Ouranos as a Metaphor

When we think about how Jesus's listeners would have heard this term, we have to realize that they would not have heard it as referring to the "heaven" that we know today, with clouds, angles, and the pearly gates. This ideas were not taken from Judaic traditions but Zoroastrian.

Nor was the sky seen as the place where spirits go in the afterlife. The Greek concept was the spirits go to the underworld, which is described by the Greek word hades, which is a word that Jesus uses that gets translated incorrectly as "hell." Jesus talked about the pleasant afterlife as the "bosom of Abraham" but he also describes a less pleasant afterlife as well but he doesn't use the word for either "heaven" or "hell."

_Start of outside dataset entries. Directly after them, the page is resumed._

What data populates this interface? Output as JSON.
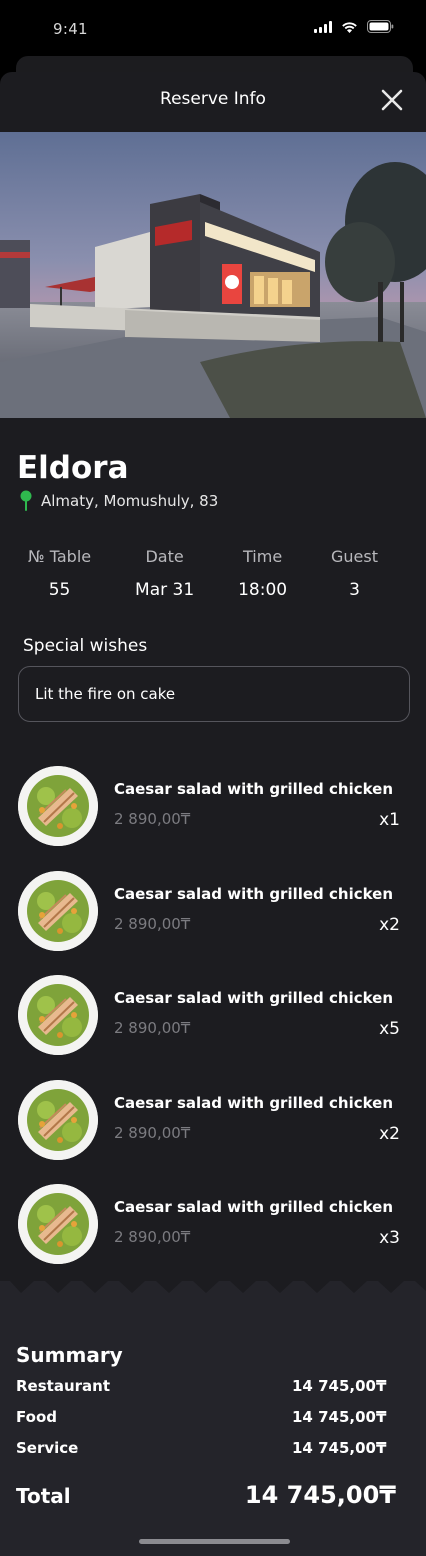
{
  "status": {
    "time": "9:41"
  },
  "header": {
    "title": "Reserve Info"
  },
  "restaurant": {
    "name": "Eldora",
    "address": "Almaty, Momushuly, 83"
  },
  "reservation": {
    "columns": [
      {
        "label": "№ Table",
        "value": "55"
      },
      {
        "label": "Date",
        "value": "Mar 31"
      },
      {
        "label": "Time",
        "value": "18:00"
      },
      {
        "label": "Guest",
        "value": "3"
      }
    ]
  },
  "wishes": {
    "label": "Special wishes",
    "value": "Lit the fire on cake"
  },
  "orders": [
    {
      "name": "Caesar salad with grilled chicken",
      "price": "2 890,00₸",
      "qty": "x1"
    },
    {
      "name": "Caesar salad with grilled chicken",
      "price": "2 890,00₸",
      "qty": "x2"
    },
    {
      "name": "Caesar salad with grilled chicken",
      "price": "2 890,00₸",
      "qty": "x5"
    },
    {
      "name": "Caesar salad with grilled chicken",
      "price": "2 890,00₸",
      "qty": "x2"
    },
    {
      "name": "Caesar salad with grilled chicken",
      "price": "2 890,00₸",
      "qty": "x3"
    }
  ],
  "summary": {
    "title": "Summary",
    "rows": [
      {
        "label": "Restaurant",
        "value": "14 745,00₸"
      },
      {
        "label": "Food",
        "value": "14 745,00₸"
      },
      {
        "label": "Service",
        "value": "14 745,00₸"
      }
    ],
    "total_label": "Total",
    "total_value": "14 745,00₸"
  },
  "colors": {
    "sheet_bg": "#1c1c20",
    "summary_bg": "#24242a",
    "pin": "#2fb84e",
    "price_muted": "#7b7b80"
  },
  "icons": [
    "signal-icon",
    "wifi-icon",
    "battery-icon",
    "close-icon",
    "location-pin-icon"
  ]
}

For all people of Jesus's era, the "sky" or "skies" is a metaphor for higher things, the things that are not physical but conceptual and spiritual. The Greek concept was the purer things rose into the sky while the dross falls to earth. The highest ideals, the highest values, abstract ideas, and the things that are divine rather than earthly can all be thought of as part of the realm of the skies.

Jesus uses the plural "Father in the heavens" perhaps more often than he does the singular (Mat 6:1). The plural "heavens' works if we think of the word as meaning "that beyond earth." There are, after all, many places beyond earth. It also works with the concept of highest, since there are many different types of "height," at least conceptually. It works less well with the idea of "universe" unless we want to think that Christ was an early proponent of the multi-universe theories.

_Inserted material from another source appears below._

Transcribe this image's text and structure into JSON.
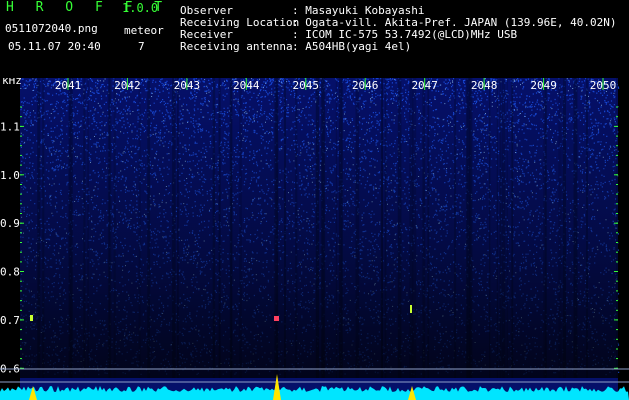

Heaven and Earth

This is the word used in the phrase "heaven and earth." Jesus never pairs "heaven" with "the world", that is, kosmos. Both words, kosmos and ouranos are masculine. If kosmos is the negative masculine of civilization, sky is the positive aspect of the masculine, a higher, more perfect plane, God-made, not man-made. 

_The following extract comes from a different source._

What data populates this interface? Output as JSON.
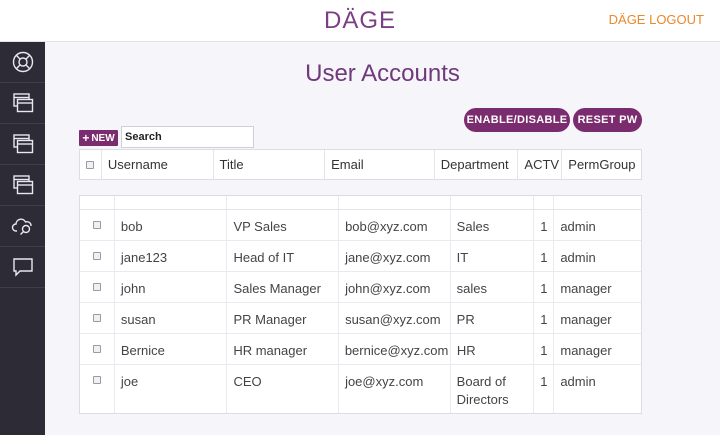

As an archetype in many cultures, "heaven" is the positive male aspect of nature paired with the positive female aspect of nature in the natural earth. The idea of the Sky Father follows with the broad cultural concept.  Heaven and earth together are the "natural" reality, that is, what is created by God. Heaven and earth are, in a sense, the opposite of "the world" since the social word is what is man-made.

This same word, ouranos, also means a "chamber pot." So there is always something humorous about describing something as "the kingdom of heaven" since it also means "the kingdom of the piss pot." This meaning comes from the Greek word oureter, the source of our word ureter.

Another perhaps even common phrase using the term "heaven" is the "kingdom of heaven," which is discussed in this article along with related ideas.

Our Modern Idea of Heaven

The biggest problem is that when we hear the word "heaven" today, we have a set of images that have nothing to do with the way Christ meant the word. We see clouds, angels with wings, streets of gold, and pearly gates. Much of this is from childhood stories, and, unfortunately, at least some of it is borrowed from stories taken from other religions.

To get those images out of our heads, it may be best to think of "heaven" as simply "that which is beyond earth." However, this loses some of the sense of "great height" that we get from the Greek idea of "heaven" and up in the sky. This "height" is very important to Christ in a philosophical sense and for much of his wordplay. Heaven is the realm of the highest concepts. It is beyond earth both in the sense of being physically out of reach and in the sense of being higher in the sense of superior.

The Universe and Universal

Jesus often describes that Father as "in the skies," for example in Mat 5:45. We can read the as "in the universe", "beyond the earth," or "in the heights." Though often translated as "in heaven" in the English NT, Christ also describes the Father in Greek as "of heaven" or "heavenly" where "heaven" is used like an adjective. This can be translated as "the universal Father", "the Father beyond earth," or "the highest Father.

Though Jesus refers to the Father as "in" heaven, no one takes this to mean that the Father is physically contained within the universe or any group of universes. The sense is that the Father is active within the universe. "Inhabiting" the highest realms beyond earth.